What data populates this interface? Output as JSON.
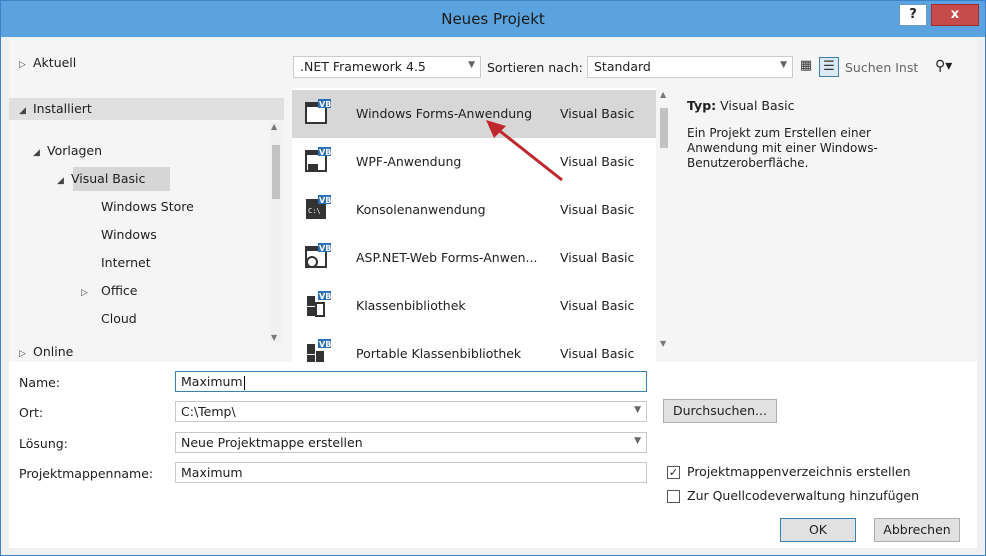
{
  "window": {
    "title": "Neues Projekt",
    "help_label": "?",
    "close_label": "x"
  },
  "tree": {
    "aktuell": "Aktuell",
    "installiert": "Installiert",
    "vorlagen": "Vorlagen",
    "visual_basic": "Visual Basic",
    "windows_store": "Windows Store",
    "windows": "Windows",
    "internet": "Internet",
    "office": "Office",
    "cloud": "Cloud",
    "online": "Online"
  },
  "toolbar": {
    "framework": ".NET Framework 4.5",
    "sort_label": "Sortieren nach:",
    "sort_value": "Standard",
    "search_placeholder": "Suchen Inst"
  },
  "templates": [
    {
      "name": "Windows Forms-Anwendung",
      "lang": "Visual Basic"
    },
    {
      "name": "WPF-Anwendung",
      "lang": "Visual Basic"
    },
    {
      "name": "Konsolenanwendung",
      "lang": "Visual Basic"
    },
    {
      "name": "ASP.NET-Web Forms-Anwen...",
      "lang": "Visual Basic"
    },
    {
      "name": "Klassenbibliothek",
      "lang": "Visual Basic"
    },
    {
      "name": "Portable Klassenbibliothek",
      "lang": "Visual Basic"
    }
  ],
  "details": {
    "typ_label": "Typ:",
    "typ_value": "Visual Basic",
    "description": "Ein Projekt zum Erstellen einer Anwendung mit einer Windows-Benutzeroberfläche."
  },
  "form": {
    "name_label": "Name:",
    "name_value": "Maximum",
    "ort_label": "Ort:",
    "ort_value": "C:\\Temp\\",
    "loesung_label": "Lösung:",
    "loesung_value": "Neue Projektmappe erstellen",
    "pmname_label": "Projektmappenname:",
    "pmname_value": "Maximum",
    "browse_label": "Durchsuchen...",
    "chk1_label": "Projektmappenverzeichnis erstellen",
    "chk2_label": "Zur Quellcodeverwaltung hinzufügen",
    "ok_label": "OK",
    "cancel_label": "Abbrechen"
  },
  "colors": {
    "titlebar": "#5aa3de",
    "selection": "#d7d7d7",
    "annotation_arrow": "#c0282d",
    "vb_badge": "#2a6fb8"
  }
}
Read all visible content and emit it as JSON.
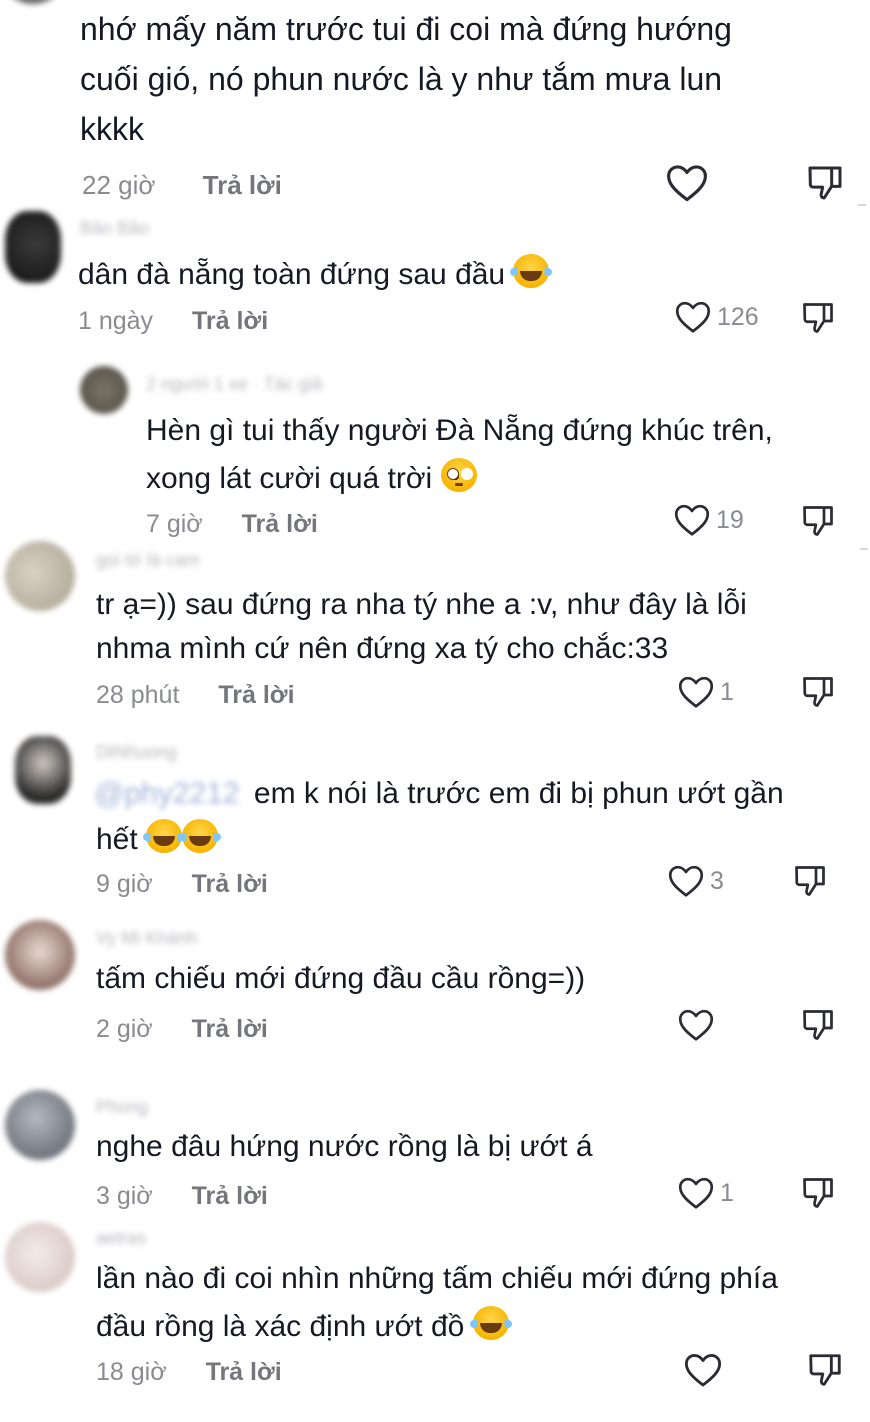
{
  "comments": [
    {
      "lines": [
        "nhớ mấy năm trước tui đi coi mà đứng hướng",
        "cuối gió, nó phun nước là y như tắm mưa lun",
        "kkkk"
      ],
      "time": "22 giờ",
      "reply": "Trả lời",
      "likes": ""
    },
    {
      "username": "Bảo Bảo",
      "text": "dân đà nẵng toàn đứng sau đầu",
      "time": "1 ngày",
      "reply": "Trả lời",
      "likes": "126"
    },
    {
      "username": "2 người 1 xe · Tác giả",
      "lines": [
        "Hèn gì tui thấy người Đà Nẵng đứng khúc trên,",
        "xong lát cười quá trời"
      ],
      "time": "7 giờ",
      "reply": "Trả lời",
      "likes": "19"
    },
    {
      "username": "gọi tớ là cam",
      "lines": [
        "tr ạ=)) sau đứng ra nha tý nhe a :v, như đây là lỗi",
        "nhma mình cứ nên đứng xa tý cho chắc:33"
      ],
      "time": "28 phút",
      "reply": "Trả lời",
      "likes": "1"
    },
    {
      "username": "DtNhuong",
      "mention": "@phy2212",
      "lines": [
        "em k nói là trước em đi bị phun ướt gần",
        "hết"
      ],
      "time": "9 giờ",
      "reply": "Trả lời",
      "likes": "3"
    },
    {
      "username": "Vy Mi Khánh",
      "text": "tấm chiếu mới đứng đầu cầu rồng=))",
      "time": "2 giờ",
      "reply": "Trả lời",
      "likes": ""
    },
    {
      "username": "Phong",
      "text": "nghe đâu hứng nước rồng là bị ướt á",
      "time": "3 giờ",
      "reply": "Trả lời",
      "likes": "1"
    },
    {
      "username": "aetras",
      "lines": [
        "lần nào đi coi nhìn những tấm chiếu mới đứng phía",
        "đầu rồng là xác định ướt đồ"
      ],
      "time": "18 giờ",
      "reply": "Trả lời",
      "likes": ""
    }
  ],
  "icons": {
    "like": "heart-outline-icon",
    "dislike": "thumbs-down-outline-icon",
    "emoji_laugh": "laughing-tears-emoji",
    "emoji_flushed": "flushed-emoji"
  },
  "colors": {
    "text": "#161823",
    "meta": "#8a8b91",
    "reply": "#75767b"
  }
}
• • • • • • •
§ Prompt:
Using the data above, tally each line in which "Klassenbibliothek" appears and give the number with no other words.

§ Answer area:
2